**Task to carry out**
Reproduce the entire listing below exactly.

**Provided data**

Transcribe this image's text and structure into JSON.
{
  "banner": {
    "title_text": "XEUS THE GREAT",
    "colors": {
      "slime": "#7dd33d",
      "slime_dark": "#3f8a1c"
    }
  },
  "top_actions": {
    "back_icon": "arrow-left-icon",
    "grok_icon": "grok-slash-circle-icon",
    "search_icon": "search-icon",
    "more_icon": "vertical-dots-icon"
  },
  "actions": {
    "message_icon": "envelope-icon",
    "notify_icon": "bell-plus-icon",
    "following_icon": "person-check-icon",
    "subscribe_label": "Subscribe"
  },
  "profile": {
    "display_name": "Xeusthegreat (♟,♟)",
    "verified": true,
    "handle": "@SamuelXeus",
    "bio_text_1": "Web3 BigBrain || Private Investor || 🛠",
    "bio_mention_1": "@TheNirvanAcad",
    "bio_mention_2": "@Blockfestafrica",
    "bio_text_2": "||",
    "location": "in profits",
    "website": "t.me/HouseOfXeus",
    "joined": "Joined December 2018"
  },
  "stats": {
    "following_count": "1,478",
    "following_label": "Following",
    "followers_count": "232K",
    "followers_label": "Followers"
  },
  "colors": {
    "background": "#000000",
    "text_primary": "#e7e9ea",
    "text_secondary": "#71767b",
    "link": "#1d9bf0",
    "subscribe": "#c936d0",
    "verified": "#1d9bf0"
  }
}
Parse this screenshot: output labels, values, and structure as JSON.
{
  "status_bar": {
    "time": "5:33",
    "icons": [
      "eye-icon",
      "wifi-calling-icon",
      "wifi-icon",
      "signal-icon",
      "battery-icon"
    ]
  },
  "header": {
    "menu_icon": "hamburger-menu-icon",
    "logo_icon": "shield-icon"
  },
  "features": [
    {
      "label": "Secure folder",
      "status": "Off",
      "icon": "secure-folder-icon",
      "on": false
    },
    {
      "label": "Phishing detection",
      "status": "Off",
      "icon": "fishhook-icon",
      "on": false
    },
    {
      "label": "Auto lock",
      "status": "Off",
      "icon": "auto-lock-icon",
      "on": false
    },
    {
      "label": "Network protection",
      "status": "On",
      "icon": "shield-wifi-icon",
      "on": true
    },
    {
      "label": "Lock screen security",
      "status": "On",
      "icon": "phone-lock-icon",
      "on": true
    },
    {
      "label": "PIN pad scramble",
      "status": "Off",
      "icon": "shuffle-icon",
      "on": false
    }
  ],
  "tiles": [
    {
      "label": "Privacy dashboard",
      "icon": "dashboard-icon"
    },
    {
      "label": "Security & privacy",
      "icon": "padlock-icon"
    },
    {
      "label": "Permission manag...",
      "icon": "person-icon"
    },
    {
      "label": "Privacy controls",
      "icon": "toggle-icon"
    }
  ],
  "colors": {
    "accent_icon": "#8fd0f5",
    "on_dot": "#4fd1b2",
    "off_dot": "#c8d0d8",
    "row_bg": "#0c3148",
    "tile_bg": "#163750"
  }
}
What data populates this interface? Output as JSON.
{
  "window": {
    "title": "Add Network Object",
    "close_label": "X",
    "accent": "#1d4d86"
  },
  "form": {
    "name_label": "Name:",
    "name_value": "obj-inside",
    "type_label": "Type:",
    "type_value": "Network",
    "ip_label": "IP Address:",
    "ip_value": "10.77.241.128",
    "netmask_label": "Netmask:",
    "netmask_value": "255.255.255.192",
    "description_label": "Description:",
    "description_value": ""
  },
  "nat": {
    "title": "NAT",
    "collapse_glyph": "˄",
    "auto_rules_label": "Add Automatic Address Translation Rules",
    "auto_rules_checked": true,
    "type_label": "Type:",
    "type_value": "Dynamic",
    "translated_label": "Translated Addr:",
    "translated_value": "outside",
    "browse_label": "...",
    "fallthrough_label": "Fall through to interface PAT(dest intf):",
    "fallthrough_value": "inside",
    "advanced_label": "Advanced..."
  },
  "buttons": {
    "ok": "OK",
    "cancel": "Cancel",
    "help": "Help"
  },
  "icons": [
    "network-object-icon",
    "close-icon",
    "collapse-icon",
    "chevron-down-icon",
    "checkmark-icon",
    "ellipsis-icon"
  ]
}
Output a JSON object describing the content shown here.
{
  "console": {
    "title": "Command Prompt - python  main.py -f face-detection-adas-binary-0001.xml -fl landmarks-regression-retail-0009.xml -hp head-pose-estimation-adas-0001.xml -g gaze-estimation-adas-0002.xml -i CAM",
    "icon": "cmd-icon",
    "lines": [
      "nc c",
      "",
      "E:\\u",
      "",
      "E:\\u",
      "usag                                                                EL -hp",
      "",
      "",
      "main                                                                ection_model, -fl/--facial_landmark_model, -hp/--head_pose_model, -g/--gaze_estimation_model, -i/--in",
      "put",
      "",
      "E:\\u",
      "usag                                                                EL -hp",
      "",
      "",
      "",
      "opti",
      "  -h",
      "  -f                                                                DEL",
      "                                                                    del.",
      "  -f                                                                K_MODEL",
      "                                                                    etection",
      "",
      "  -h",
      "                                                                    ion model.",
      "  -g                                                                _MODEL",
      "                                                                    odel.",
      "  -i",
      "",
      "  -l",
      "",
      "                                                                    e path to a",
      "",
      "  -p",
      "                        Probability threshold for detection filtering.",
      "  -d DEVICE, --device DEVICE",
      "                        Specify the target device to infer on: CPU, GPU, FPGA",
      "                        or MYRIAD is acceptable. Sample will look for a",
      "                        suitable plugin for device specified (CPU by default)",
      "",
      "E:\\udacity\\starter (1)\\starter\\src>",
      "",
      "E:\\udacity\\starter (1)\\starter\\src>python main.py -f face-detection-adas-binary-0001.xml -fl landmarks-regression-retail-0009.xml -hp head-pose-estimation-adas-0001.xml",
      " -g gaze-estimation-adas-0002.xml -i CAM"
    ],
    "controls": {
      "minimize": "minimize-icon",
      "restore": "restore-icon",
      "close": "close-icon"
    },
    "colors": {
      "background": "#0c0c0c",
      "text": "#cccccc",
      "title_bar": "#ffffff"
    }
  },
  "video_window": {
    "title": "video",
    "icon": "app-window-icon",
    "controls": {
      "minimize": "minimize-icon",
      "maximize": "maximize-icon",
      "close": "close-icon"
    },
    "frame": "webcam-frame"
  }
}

**Output for this task**
Transcribe this image's text and structure into JSON.
{
  "banner": {
    "title_text": "XEUS THE GREAT",
    "colors": {
      "slime": "#7dd33d",
      "slime_dark": "#3f8a1c"
    }
  },
  "top_actions": {
    "back_icon": "arrow-left-icon",
    "grok_icon": "grok-slash-circle-icon",
    "search_icon": "search-icon",
    "more_icon": "vertical-dots-icon"
  },
  "actions": {
    "message_icon": "envelope-icon",
    "notify_icon": "bell-plus-icon",
    "following_icon": "person-check-icon",
    "subscribe_label": "Subscribe"
  },
  "profile": {
    "display_name": "Xeusthegreat (♟,♟)",
    "verified": true,
    "handle": "@SamuelXeus",
    "bio_text_1": "Web3 BigBrain || Private Investor || 🛠",
    "bio_mention_1": "@TheNirvanAcad",
    "bio_mention_2": "@Blockfestafrica",
    "bio_text_2": "||",
    "location": "in profits",
    "website": "t.me/HouseOfXeus",
    "joined": "Joined December 2018"
  },
  "stats": {
    "following_count": "1,478",
    "following_label": "Following",
    "followers_count": "232K",
    "followers_label": "Followers"
  },
  "colors": {
    "background": "#000000",
    "text_primary": "#e7e9ea",
    "text_secondary": "#71767b",
    "link": "#1d9bf0",
    "subscribe": "#c936d0",
    "verified": "#1d9bf0"
  }
}
Parse this screenshot: output labels, values, and structure as JSON.
{
  "status_bar": {
    "time": "5:33",
    "icons": [
      "eye-icon",
      "wifi-calling-icon",
      "wifi-icon",
      "signal-icon",
      "battery-icon"
    ]
  },
  "header": {
    "menu_icon": "hamburger-menu-icon",
    "logo_icon": "shield-icon"
  },
  "features": [
    {
      "label": "Secure folder",
      "status": "Off",
      "icon": "secure-folder-icon",
      "on": false
    },
    {
      "label": "Phishing detection",
      "status": "Off",
      "icon": "fishhook-icon",
      "on": false
    },
    {
      "label": "Auto lock",
      "status": "Off",
      "icon": "auto-lock-icon",
      "on": false
    },
    {
      "label": "Network protection",
      "status": "On",
      "icon": "shield-wifi-icon",
      "on": true
    },
    {
      "label": "Lock screen security",
      "status": "On",
      "icon": "phone-lock-icon",
      "on": true
    },
    {
      "label": "PIN pad scramble",
      "status": "Off",
      "icon": "shuffle-icon",
      "on": false
    }
  ],
  "tiles": [
    {
      "label": "Privacy dashboard",
      "icon": "dashboard-icon"
    },
    {
      "label": "Security & privacy",
      "icon": "padlock-icon"
    },
    {
      "label": "Permission manag...",
      "icon": "person-icon"
    },
    {
      "label": "Privacy controls",
      "icon": "toggle-icon"
    }
  ],
  "colors": {
    "accent_icon": "#8fd0f5",
    "on_dot": "#4fd1b2",
    "off_dot": "#c8d0d8",
    "row_bg": "#0c3148",
    "tile_bg": "#163750"
  }
}
What data populates this interface? Output as JSON.
{
  "window": {
    "title": "Add Network Object",
    "close_label": "X",
    "accent": "#1d4d86"
  },
  "form": {
    "name_label": "Name:",
    "name_value": "obj-inside",
    "type_label": "Type:",
    "type_value": "Network",
    "ip_label": "IP Address:",
    "ip_value": "10.77.241.128",
    "netmask_label": "Netmask:",
    "netmask_value": "255.255.255.192",
    "description_label": "Description:",
    "description_value": ""
  },
  "nat": {
    "title": "NAT",
    "collapse_glyph": "˄",
    "auto_rules_label": "Add Automatic Address Translation Rules",
    "auto_rules_checked": true,
    "type_label": "Type:",
    "type_value": "Dynamic",
    "translated_label": "Translated Addr:",
    "translated_value": "outside",
    "browse_label": "...",
    "fallthrough_label": "Fall through to interface PAT(dest intf):",
    "fallthrough_value": "inside",
    "advanced_label": "Advanced..."
  },
  "buttons": {
    "ok": "OK",
    "cancel": "Cancel",
    "help": "Help"
  },
  "icons": [
    "network-object-icon",
    "close-icon",
    "collapse-icon",
    "chevron-down-icon",
    "checkmark-icon",
    "ellipsis-icon"
  ]
}
Output a JSON object describing the content shown here.
{
  "console": {
    "title": "Command Prompt - python  main.py -f face-detection-adas-binary-0001.xml -fl landmarks-regression-retail-0009.xml -hp head-pose-estimation-adas-0001.xml -g gaze-estimation-adas-0002.xml -i CAM",
    "icon": "cmd-icon",
    "lines": [
      "nc c",
      "",
      "E:\\u",
      "",
      "E:\\u",
      "usag                                                                EL -hp",
      "",
      "",
      "main                                                                ection_model, -fl/--facial_landmark_model, -hp/--head_pose_model, -g/--gaze_estimation_model, -i/--in",
      "put",
      "",
      "E:\\u",
      "usag                                                                EL -hp",
      "",
      "",
      "",
      "opti",
      "  -h",
      "  -f                                                                DEL",
      "                                                                    del.",
      "  -f                                                                K_MODEL",
      "                                                                    etection",
      "",
      "  -h",
      "                                                                    ion model.",
      "  -g                                                                _MODEL",
      "                                                                    odel.",
      "  -i",
      "",
      "  -l",
      "",
      "                                                                    e path to a",
      "",
      "  -p",
      "                        Probability threshold for detection filtering.",
      "  -d DEVICE, --device DEVICE",
      "                        Specify the target device to infer on: CPU, GPU, FPGA",
      "                        or MYRIAD is acceptable. Sample will look for a",
      "                        suitable plugin for device specified (CPU by default)",
      "",
      "E:\\udacity\\starter (1)\\starter\\src>",
      "",
      "E:\\udacity\\starter (1)\\starter\\src>python main.py -f face-detection-adas-binary-0001.xml -fl landmarks-regression-retail-0009.xml -hp head-pose-estimation-adas-0001.xml",
      " -g gaze-estimation-adas-0002.xml -i CAM"
    ],
    "controls": {
      "minimize": "minimize-icon",
      "restore": "restore-icon",
      "close": "close-icon"
    },
    "colors": {
      "background": "#0c0c0c",
      "text": "#cccccc",
      "title_bar": "#ffffff"
    }
  },
  "video_window": {
    "title": "video",
    "icon": "app-window-icon",
    "controls": {
      "minimize": "minimize-icon",
      "maximize": "maximize-icon",
      "close": "close-icon"
    },
    "frame": "webcam-frame"
  }
}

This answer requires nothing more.